Shenzhen University Station Building Complex
Location: Shenzhen, China
Client: Shenzhen Metro Group Co, Ltd
Date: 2010 shortlisted Competition entry
Area: 97,760 m² including Hotel and integrated supporting area -35,700 m2; Offices – 45,000m²; Retail – 8,260m²; Transit interchange and public supporting area – 8,810m²; Underground parking and public realm.
Budget: £61.5 million
FOA Partner-in-Charge: Alejandro Zaera-Polo
Project Architect: Pep Wennberg,
Team: Manuel Távora, Emory Smith, Ravi Lopes Calamita, Robert Berenguer, Juan Guijarro, Diego Nebra, Daniel Spreier, Mio Sato.
Structural Engineering: Buro Happold
M & E Engineering: Buro Happold
Logistics: Buro Happold

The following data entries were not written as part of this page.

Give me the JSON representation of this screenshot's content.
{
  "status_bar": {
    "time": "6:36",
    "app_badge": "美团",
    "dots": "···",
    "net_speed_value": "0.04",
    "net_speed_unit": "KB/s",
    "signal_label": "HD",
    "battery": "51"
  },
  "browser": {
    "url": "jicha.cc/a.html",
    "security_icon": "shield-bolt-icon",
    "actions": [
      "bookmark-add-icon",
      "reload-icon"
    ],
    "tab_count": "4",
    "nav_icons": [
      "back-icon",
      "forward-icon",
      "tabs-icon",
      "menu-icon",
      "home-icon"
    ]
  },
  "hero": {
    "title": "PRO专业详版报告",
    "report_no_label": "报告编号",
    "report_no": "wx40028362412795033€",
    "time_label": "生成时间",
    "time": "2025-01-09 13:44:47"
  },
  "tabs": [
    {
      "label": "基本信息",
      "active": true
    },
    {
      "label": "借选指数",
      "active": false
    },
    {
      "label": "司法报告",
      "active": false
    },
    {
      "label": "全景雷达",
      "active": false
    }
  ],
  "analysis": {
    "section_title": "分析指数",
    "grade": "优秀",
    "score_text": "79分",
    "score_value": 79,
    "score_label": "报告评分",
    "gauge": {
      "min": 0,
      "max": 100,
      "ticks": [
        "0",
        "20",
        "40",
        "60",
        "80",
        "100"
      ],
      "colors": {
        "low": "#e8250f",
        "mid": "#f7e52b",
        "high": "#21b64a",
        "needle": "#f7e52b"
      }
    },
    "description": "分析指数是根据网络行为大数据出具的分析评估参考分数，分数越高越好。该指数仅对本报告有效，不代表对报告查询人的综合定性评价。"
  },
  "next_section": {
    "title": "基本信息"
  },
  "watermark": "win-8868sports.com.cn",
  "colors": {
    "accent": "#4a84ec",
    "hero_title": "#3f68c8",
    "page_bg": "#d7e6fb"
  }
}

Vertical Transportation Engineering: Buro Happold
Technical Performance Consultants for Facade: Buro Happold
Accessible Environments: MIC Mobility in Chain
The University Station Building Complex in Shenzhen is a mixed-use building located above a major transit interchange within the High-tech Industrial Park, the city’s hub for education, training, research and innovation in IT and computer science. Located at an important location at the junction of three major roads, the building is designed to be a landmark for this growing part of the city. Given the building’s location at the intersection of road, pedestrian and underground transit paths, the building needed not only to provide a coherent solution to its multifunctional nature, but also to express the richness of its complex environment. As a landmark, it should embody the spirit of technological flow and interactivity, celebrating Shenzhen’s economic growth and technological achievements.
Unlike in the American metropolis, vertical objects on the Chinese skyline are characterised by their intricate profiles. In line with this, and to complement the Shenzhen’s existing skyline – one of world’s highest concentrations of built skyscrapers –, our aim was to create a hi-rise building with a sophisticated profile. Inspired by the work of Max Bill and Constantin Brancusi, we envisioned a tower with the qualities of a complex, shifting silhouette – a building whose appearance would change depending on an people’s view points, becoming a cumulative, collective experience, enriched by the variety of silhouettes produced by an infinite number of object-viewer relationships. To achieve this, we used a geometry which shifts cyclically in section between symmetrically shaped bevelled plans, producing a three-dimensional, faceted volume with rigorous geometrical construction.
This solution produces countless profile silhouettes, both differentiating the building from other towers in Shenzhen and embodying a truly contemporary paradigm: Multiplicity. The tower itself will be wrapped in a porcelain skin, referencing the 16th century “china” trade and, by extension of the same qualities – globalisation and information exchange – pointing towards the country’s current reputation as a major knowledge-based industrial power.